The daily radiation exposure for the average person is 320 mrem per year, according to data from the National Council on Radiation Protection & Measurements, which Bowman worked out to be 844 microR a day. With that in mind, the average dose of 6.5 microR that a radiographer gets when standing 6 feet away from the patient at 90 degrees, or even the 33.6 microR that they get from standing in front of the patient, is insignificant, but Bowman said it can add up. When shooting five portable chest X-rays in a day, you could already double the dose you will naturally get in a given day, he said.
“I’ve probably done 50,000 portable chests in my career,” Bowman said. “It could be argued that that amount of X-ray is so small that it doesn’t matter, but that hasn’t been proven to be true.”
Bowman recommends that a radiographer, aside from always wearing a full lead apron with a thyroid shield, stand behind the tower of the portable machine when doing mobile X-rays, between 45 and 90 degrees from the patient.
Garrett County Memorial Hospital in Oakland, MD has upgraded to Konica Aero DR Systems in two of their general radiography suites. The first room was an upgrade added to an existing Del Medical x-ray system. The second room, pictured here was a new Del Medical installation from X-Ray Visions that included an OTC12 with EV800 table. All together there were three 3 Konica AeroDR panels (1-17×17, 2-14×17) installed. The systems were integrated with a CPI generator allowing for technique control from CS7 workstation pictured here. Here is Katie Burton, RT positioning the overhead in new Del room and the 17×17 Fixed Panel.

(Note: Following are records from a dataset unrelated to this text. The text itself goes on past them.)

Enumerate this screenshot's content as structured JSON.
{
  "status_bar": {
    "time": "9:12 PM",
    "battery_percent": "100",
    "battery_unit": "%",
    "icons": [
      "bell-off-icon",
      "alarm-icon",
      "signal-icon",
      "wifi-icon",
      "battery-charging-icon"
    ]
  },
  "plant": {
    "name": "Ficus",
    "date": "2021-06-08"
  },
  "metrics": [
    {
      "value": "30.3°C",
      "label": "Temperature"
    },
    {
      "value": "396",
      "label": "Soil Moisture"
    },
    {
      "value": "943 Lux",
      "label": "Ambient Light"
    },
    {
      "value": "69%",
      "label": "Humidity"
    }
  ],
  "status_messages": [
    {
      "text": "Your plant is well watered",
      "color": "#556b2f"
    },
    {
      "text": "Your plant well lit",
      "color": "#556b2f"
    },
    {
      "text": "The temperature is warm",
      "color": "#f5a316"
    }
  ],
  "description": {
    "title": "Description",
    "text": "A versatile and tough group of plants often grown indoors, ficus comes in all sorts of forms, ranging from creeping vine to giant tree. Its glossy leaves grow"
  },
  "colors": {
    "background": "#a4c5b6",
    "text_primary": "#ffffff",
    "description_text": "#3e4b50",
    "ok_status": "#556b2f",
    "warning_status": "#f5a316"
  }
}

Congratulations to Garrett County Memorial Hospital on their new DR Systems!